Skip to main content
Katie Knotek, Alan E. Watson
Year Published:

Cataloging Information

Fire Behavior
Extreme Fire Behavior
Case Studies
Fire Communication & Education
Public Perspectives of Fire Management
Fire & Wilderness
Fuel Treatments & Effects
Prescribed Fire-use treatments

NRFSN number: 10984
FRAMES RCS number: 2610
Record updated:

In the fall of 2003, the Rocky Mountain Ranger District of the Lewis and Clark National Forest initiated a multi-year, large-scale prescribed burn in the Scapegoat Wilderness. The objectives of this burn were to make the non-wilderness side of the wilderness boundary more defensible from wildfire and to establish conditions that will allow fire to play a more natural role within the wilderness in the future. Using this prescribed burn as a case study, qualitative research was conducted in 2005 to understand the local ranger district's public outreach efforts and its subsequent influence on public attitudes towards the burn. A series of in-depth interviews with agency personnel involved in the burn, and representatives from local communities who were aware of and/or participated in public outreach efforts for the burn, were the primary sources of data for this research. A framework of mindfulness processes exhibited by high reliability organizations was used in analysis for identifi cation and understanding of organizational characteristics that contribute to success in engaging the public in Forest Service efforts to treat hazardous fuels and manage risk from wildfire.
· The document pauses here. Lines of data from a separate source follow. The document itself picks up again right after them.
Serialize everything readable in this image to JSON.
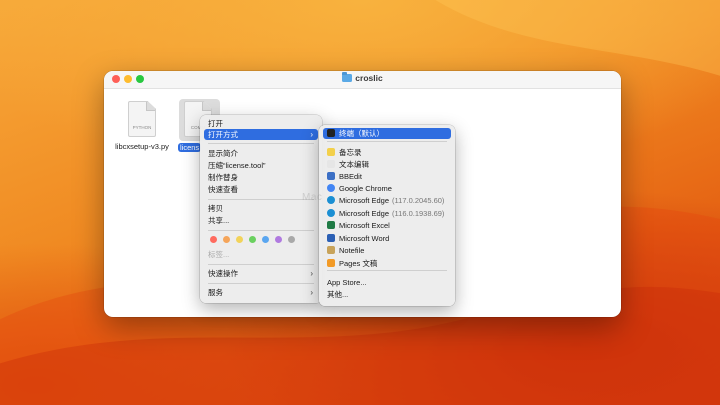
{
  "window": {
    "title": "croslic"
  },
  "files": [
    {
      "name": "libcxsetup-v3.py",
      "type": "PYTHON"
    },
    {
      "name": "license.tool",
      "type": "COMMAND",
      "visible_label": "licens",
      "type_visible": "COMM"
    }
  ],
  "context_menu": {
    "items": [
      {
        "label": "打开"
      },
      {
        "label": "打开方式"
      },
      {
        "label": "显示简介"
      },
      {
        "label": "压缩“license.tool”"
      },
      {
        "label": "制作替身"
      },
      {
        "label": "快速查看"
      },
      {
        "label": "拷贝"
      },
      {
        "label": "共享..."
      },
      {
        "label": "标签..."
      },
      {
        "label": "快速操作"
      },
      {
        "label": "服务"
      }
    ],
    "tag_colors": [
      "#ff6b5f",
      "#f5a55a",
      "#f2d35a",
      "#6ad05f",
      "#5aa6f0",
      "#b07ae0",
      "#a9a9a9"
    ],
    "chevron": "›"
  },
  "submenu": {
    "items": [
      {
        "label": "终端（默认）",
        "icon": "terminal-icon",
        "color": "#222222"
      },
      {
        "label": "备忘录",
        "icon": "notes-icon",
        "color": "#f3d04b"
      },
      {
        "label": "文本编辑",
        "icon": "textedit-icon",
        "color": "#e6e6e6"
      },
      {
        "label": "BBEdit",
        "icon": "bbedit-icon",
        "color": "#3b6fc5"
      },
      {
        "label": "Google Chrome",
        "icon": "chrome-icon",
        "color": "#4285f4"
      },
      {
        "label": "Microsoft Edge",
        "suffix": "(117.0.2045.60)",
        "suffix_visible": "(117.0.2045.60)",
        "icon": "edge-icon",
        "color": "#1b8fd3"
      },
      {
        "label": "Microsoft Edge",
        "suffix": "(116.0.1938.69)",
        "icon": "edge-icon",
        "color": "#1b8fd3"
      },
      {
        "label": "Microsoft Excel",
        "icon": "excel-icon",
        "color": "#1f7a45"
      },
      {
        "label": "Microsoft Word",
        "icon": "word-icon",
        "color": "#2b5fb4"
      },
      {
        "label": "Notefile",
        "icon": "notefile-icon",
        "color": "#c8a35a"
      },
      {
        "label": "Pages 文稿",
        "icon": "pages-icon",
        "color": "#f29a26"
      },
      {
        "label": "App Store..."
      },
      {
        "label": "其他..."
      }
    ]
  },
  "watermark": "Mac"
}
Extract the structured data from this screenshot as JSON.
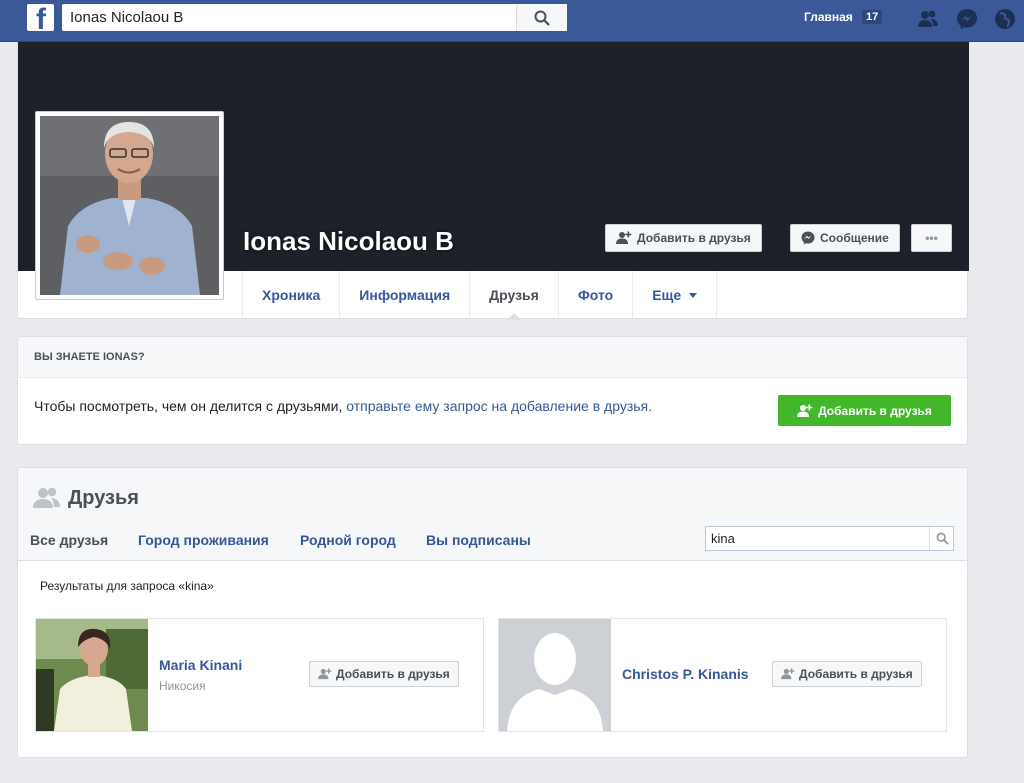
{
  "topbar": {
    "logo_letter": "f",
    "search_value": "Ionas Nicolaou B",
    "home_label": "Главная",
    "home_count": "17",
    "icons": [
      "friend-requests-icon",
      "messenger-icon",
      "notifications-globe-icon"
    ]
  },
  "profile": {
    "name": "Ionas Nicolaou B",
    "add_friend_label": "Добавить в друзья",
    "message_label": "Сообщение",
    "more_label": "•••",
    "tabs": [
      {
        "label": "Хроника"
      },
      {
        "label": "Информация"
      },
      {
        "label": "Друзья"
      },
      {
        "label": "Фото"
      },
      {
        "label": "Еще"
      }
    ]
  },
  "know": {
    "heading": "ВЫ ЗНАЕТЕ IONAS?",
    "text": "Чтобы посмотреть, чем он делится с друзьями,",
    "link": "отправьте ему запрос на добавление в друзья.",
    "button_label": "Добавить в друзья"
  },
  "friends": {
    "title": "Друзья",
    "tabs": [
      {
        "label": "Все друзья"
      },
      {
        "label": "Город проживания"
      },
      {
        "label": "Родной город"
      },
      {
        "label": "Вы подписаны"
      }
    ],
    "search_value": "kina",
    "results_label": "Результаты для запроса «kina»",
    "items": [
      {
        "name": "Maria Kinani",
        "location": "Никосия",
        "button_label": "Добавить в друзья"
      },
      {
        "name": "Christos P. Kinanis",
        "location": "",
        "button_label": "Добавить в друзья"
      }
    ]
  },
  "colors": {
    "brand": "#3b5998",
    "link": "#365899",
    "green": "#42b72a",
    "cover": "#1d2129"
  }
}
As a case study, the methods and results provide a means of comparison to additional cases on other management units.


Knotek, Katie; Watson, Alan E. 2006. Organizational characteristics that contribute to success in engaging the public to accomplish fuels management at the wilderness/non-wilderness interface. In: Andrews, Patricia L.; Butler, Bret W., comps. Fuels management - How to measure success, conference proceedings. 2006 March 28-30; Portland, OR. Proceedings RMRS-P-41. Fort Collins, CO: USDA Forest Service, Rocky Mountain Research Station. p. 703-713.